[[ Records for the exercise, beginning ]]
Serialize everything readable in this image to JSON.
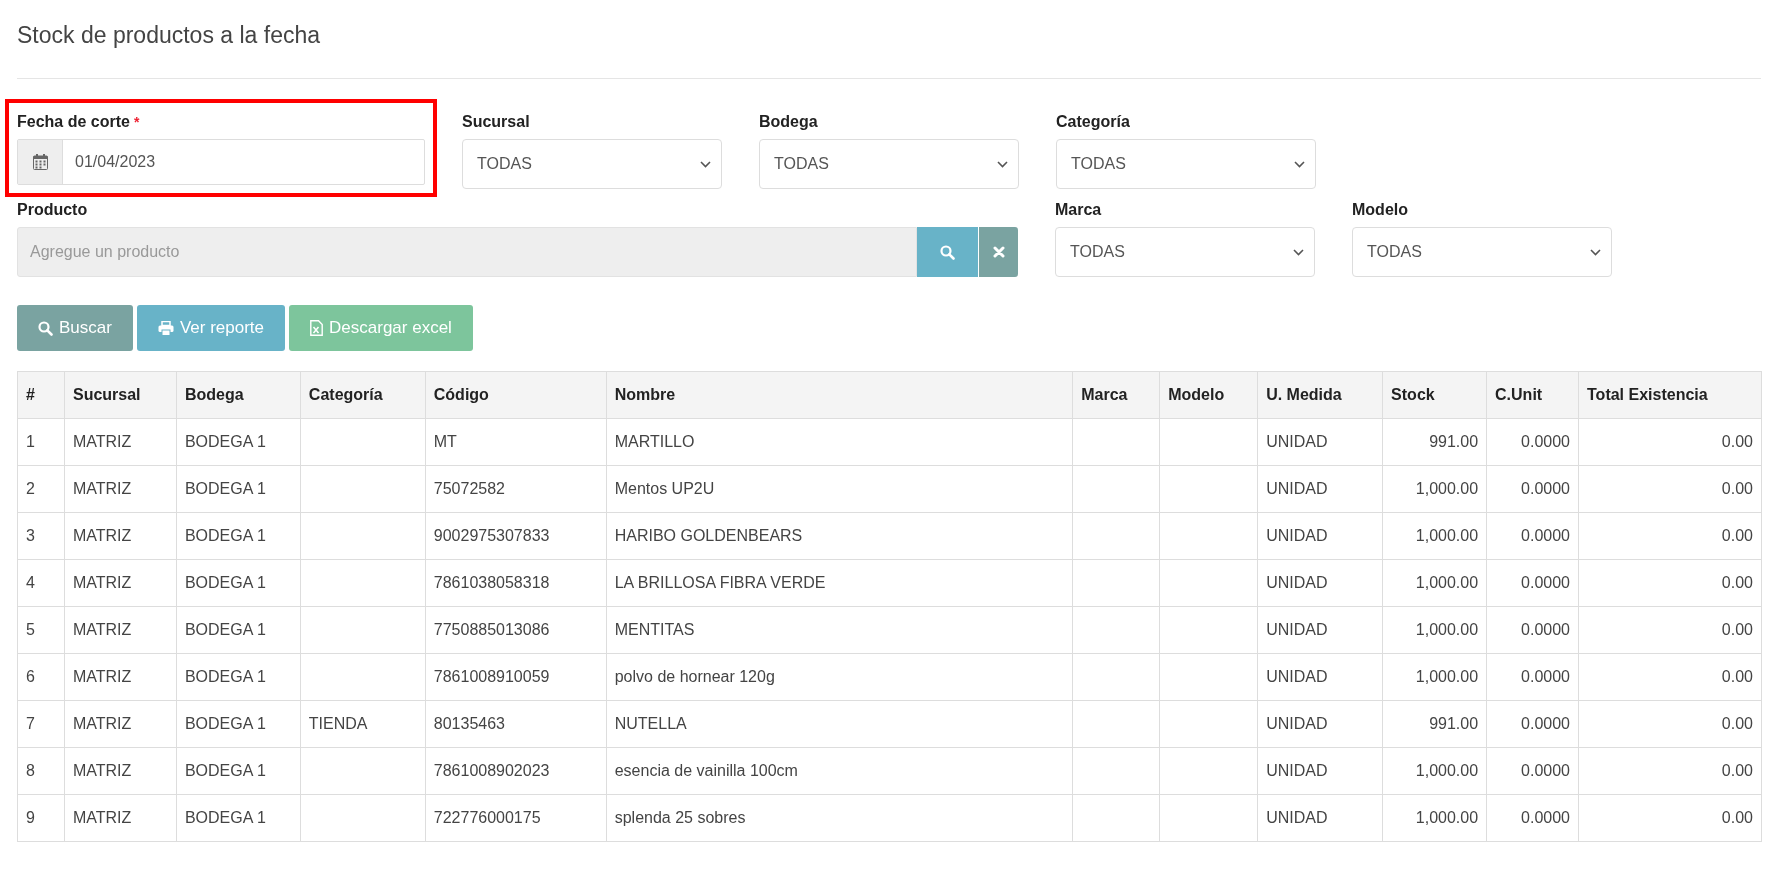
{
  "page": {
    "title": "Stock de productos a la fecha"
  },
  "filter_rows": [
    [
      {
        "kind": "date",
        "label": "Fecha de corte",
        "required_mark": "*",
        "value": "01/04/2023",
        "highlighted": true
      },
      {
        "kind": "select",
        "label": "Sucursal",
        "value": "TODAS"
      },
      {
        "kind": "select",
        "label": "Bodega",
        "value": "TODAS"
      },
      {
        "kind": "select",
        "label": "Categoría",
        "value": "TODAS"
      }
    ],
    [
      {
        "kind": "product",
        "label": "Producto",
        "placeholder": "Agregue un producto"
      },
      {
        "kind": "select",
        "label": "Marca",
        "value": "TODAS"
      },
      {
        "kind": "select",
        "label": "Modelo",
        "value": "TODAS"
      }
    ]
  ],
  "buttons": [
    {
      "kind": "search",
      "label": "Buscar"
    },
    {
      "kind": "print",
      "label": "Ver reporte"
    },
    {
      "kind": "excel",
      "label": "Descargar excel"
    }
  ],
  "table": {
    "columns": [
      {
        "label": "#",
        "kind": "text"
      },
      {
        "label": "Sucursal",
        "kind": "text"
      },
      {
        "label": "Bodega",
        "kind": "text"
      },
      {
        "label": "Categoría",
        "kind": "text"
      },
      {
        "label": "Código",
        "kind": "text"
      },
      {
        "label": "Nombre",
        "kind": "text"
      },
      {
        "label": "Marca",
        "kind": "text"
      },
      {
        "label": "Modelo",
        "kind": "text"
      },
      {
        "label": "U. Medida",
        "kind": "text"
      },
      {
        "label": "Stock",
        "kind": "number"
      },
      {
        "label": "C.Unit",
        "kind": "number"
      },
      {
        "label": "Total Existencia",
        "kind": "number"
      }
    ],
    "rows": [
      [
        "1",
        "MATRIZ",
        "BODEGA 1",
        "",
        "MT",
        "MARTILLO",
        "",
        "",
        "UNIDAD",
        "991.00",
        "0.0000",
        "0.00"
      ],
      [
        "2",
        "MATRIZ",
        "BODEGA 1",
        "",
        "75072582",
        "Mentos UP2U",
        "",
        "",
        "UNIDAD",
        "1,000.00",
        "0.0000",
        "0.00"
      ],
      [
        "3",
        "MATRIZ",
        "BODEGA 1",
        "",
        "9002975307833",
        "HARIBO GOLDENBEARS",
        "",
        "",
        "UNIDAD",
        "1,000.00",
        "0.0000",
        "0.00"
      ],
      [
        "4",
        "MATRIZ",
        "BODEGA 1",
        "",
        "7861038058318",
        "LA BRILLOSA FIBRA VERDE",
        "",
        "",
        "UNIDAD",
        "1,000.00",
        "0.0000",
        "0.00"
      ],
      [
        "5",
        "MATRIZ",
        "BODEGA 1",
        "",
        "7750885013086",
        "MENTITAS",
        "",
        "",
        "UNIDAD",
        "1,000.00",
        "0.0000",
        "0.00"
      ],
      [
        "6",
        "MATRIZ",
        "BODEGA 1",
        "",
        "7861008910059",
        "polvo de hornear 120g",
        "",
        "",
        "UNIDAD",
        "1,000.00",
        "0.0000",
        "0.00"
      ],
      [
        "7",
        "MATRIZ",
        "BODEGA 1",
        "TIENDA",
        "80135463",
        "NUTELLA",
        "",
        "",
        "UNIDAD",
        "991.00",
        "0.0000",
        "0.00"
      ],
      [
        "8",
        "MATRIZ",
        "BODEGA 1",
        "",
        "7861008902023",
        "esencia de vainilla 100cm",
        "",
        "",
        "UNIDAD",
        "1,000.00",
        "0.0000",
        "0.00"
      ],
      [
        "9",
        "MATRIZ",
        "BODEGA 1",
        "",
        "722776000175",
        "splenda 25 sobres",
        "",
        "",
        "UNIDAD",
        "1,000.00",
        "0.0000",
        "0.00"
      ]
    ]
  }
}
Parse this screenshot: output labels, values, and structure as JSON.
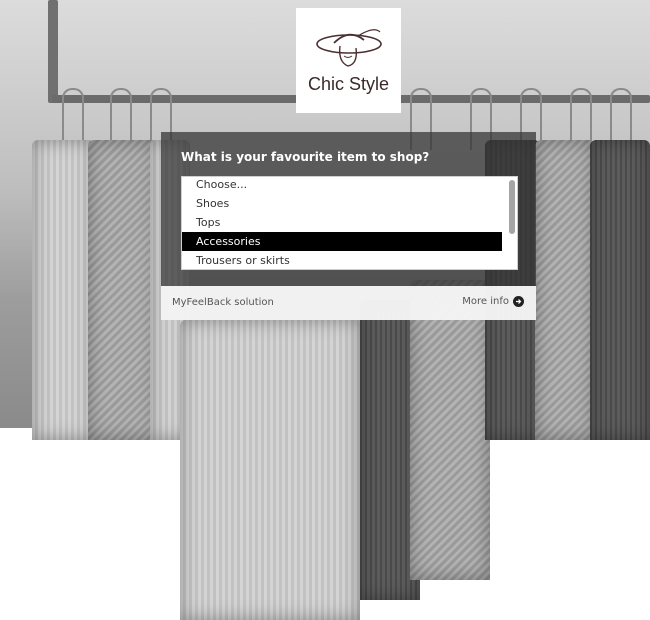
{
  "logo": {
    "text": "Chic Style",
    "icon": "woman-with-hat-icon"
  },
  "survey": {
    "question": "What is your favourite item to shop?",
    "options": [
      "Choose...",
      "Shoes",
      "Tops",
      "Accessories",
      "Trousers or skirts"
    ],
    "selected": "Accessories"
  },
  "footer": {
    "brand": "MyFeelBack solution",
    "more_info": "More info",
    "more_info_icon": "arrow-right-circle-icon"
  },
  "colors": {
    "selected_bg": "#000000",
    "panel_bg": "#323232",
    "logo_text": "#3a2a2a"
  }
}
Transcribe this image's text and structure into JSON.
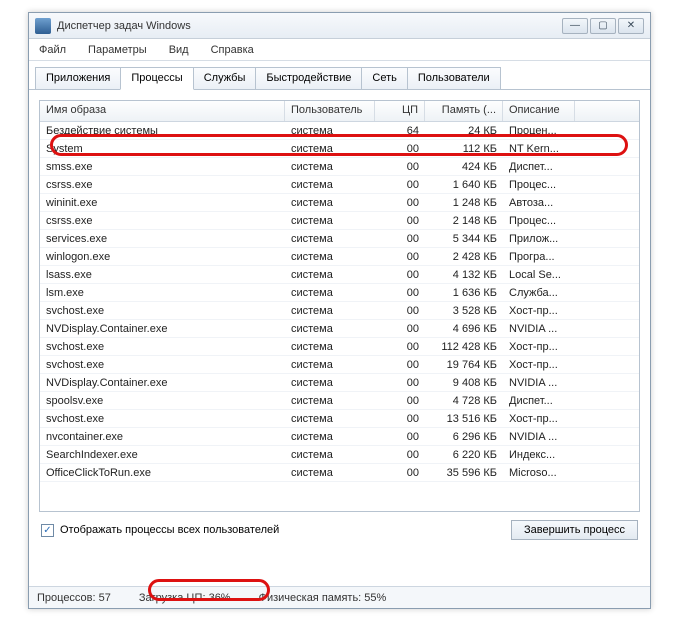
{
  "window": {
    "title": "Диспетчер задач Windows"
  },
  "menu": {
    "file": "Файл",
    "options": "Параметры",
    "view": "Вид",
    "help": "Справка"
  },
  "tabs": {
    "apps": "Приложения",
    "processes": "Процессы",
    "services": "Службы",
    "perf": "Быстродействие",
    "net": "Сеть",
    "users": "Пользователи"
  },
  "columns": {
    "image": "Имя образа",
    "user": "Пользователь",
    "cpu": "ЦП",
    "mem": "Память (...",
    "desc": "Описание"
  },
  "rows": [
    {
      "image": "Бездействие системы",
      "user": "система",
      "cpu": "64",
      "mem": "24 КБ",
      "desc": "Процен..."
    },
    {
      "image": "System",
      "user": "система",
      "cpu": "00",
      "mem": "112 КБ",
      "desc": "NT Kern..."
    },
    {
      "image": "smss.exe",
      "user": "система",
      "cpu": "00",
      "mem": "424 КБ",
      "desc": "Диспет..."
    },
    {
      "image": "csrss.exe",
      "user": "система",
      "cpu": "00",
      "mem": "1 640 КБ",
      "desc": "Процес..."
    },
    {
      "image": "wininit.exe",
      "user": "система",
      "cpu": "00",
      "mem": "1 248 КБ",
      "desc": "Автоза..."
    },
    {
      "image": "csrss.exe",
      "user": "система",
      "cpu": "00",
      "mem": "2 148 КБ",
      "desc": "Процес..."
    },
    {
      "image": "services.exe",
      "user": "система",
      "cpu": "00",
      "mem": "5 344 КБ",
      "desc": "Прилож..."
    },
    {
      "image": "winlogon.exe",
      "user": "система",
      "cpu": "00",
      "mem": "2 428 КБ",
      "desc": "Програ..."
    },
    {
      "image": "lsass.exe",
      "user": "система",
      "cpu": "00",
      "mem": "4 132 КБ",
      "desc": "Local Se..."
    },
    {
      "image": "lsm.exe",
      "user": "система",
      "cpu": "00",
      "mem": "1 636 КБ",
      "desc": "Служба..."
    },
    {
      "image": "svchost.exe",
      "user": "система",
      "cpu": "00",
      "mem": "3 528 КБ",
      "desc": "Хост-пр..."
    },
    {
      "image": "NVDisplay.Container.exe",
      "user": "система",
      "cpu": "00",
      "mem": "4 696 КБ",
      "desc": "NVIDIA ..."
    },
    {
      "image": "svchost.exe",
      "user": "система",
      "cpu": "00",
      "mem": "112 428 КБ",
      "desc": "Хост-пр..."
    },
    {
      "image": "svchost.exe",
      "user": "система",
      "cpu": "00",
      "mem": "19 764 КБ",
      "desc": "Хост-пр..."
    },
    {
      "image": "NVDisplay.Container.exe",
      "user": "система",
      "cpu": "00",
      "mem": "9 408 КБ",
      "desc": "NVIDIA ..."
    },
    {
      "image": "spoolsv.exe",
      "user": "система",
      "cpu": "00",
      "mem": "4 728 КБ",
      "desc": "Диспет..."
    },
    {
      "image": "svchost.exe",
      "user": "система",
      "cpu": "00",
      "mem": "13 516 КБ",
      "desc": "Хост-пр..."
    },
    {
      "image": "nvcontainer.exe",
      "user": "система",
      "cpu": "00",
      "mem": "6 296 КБ",
      "desc": "NVIDIA ..."
    },
    {
      "image": "SearchIndexer.exe",
      "user": "система",
      "cpu": "00",
      "mem": "6 220 КБ",
      "desc": "Индекс..."
    },
    {
      "image": "OfficeClickToRun.exe",
      "user": "система",
      "cpu": "00",
      "mem": "35 596 КБ",
      "desc": "Microso..."
    }
  ],
  "checkbox_label": "Отображать процессы всех пользователей",
  "end_button": "Завершить процесс",
  "status": {
    "procs": "Процессов: 57",
    "cpu": "Загрузка ЦП: 36%",
    "mem": "Физическая память: 55%"
  }
}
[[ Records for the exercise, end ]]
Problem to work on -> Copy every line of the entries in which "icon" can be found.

Expected answer ->
    "icon": "woman-with-hat-icon"
    "more_info_icon": "arrow-right-circle-icon"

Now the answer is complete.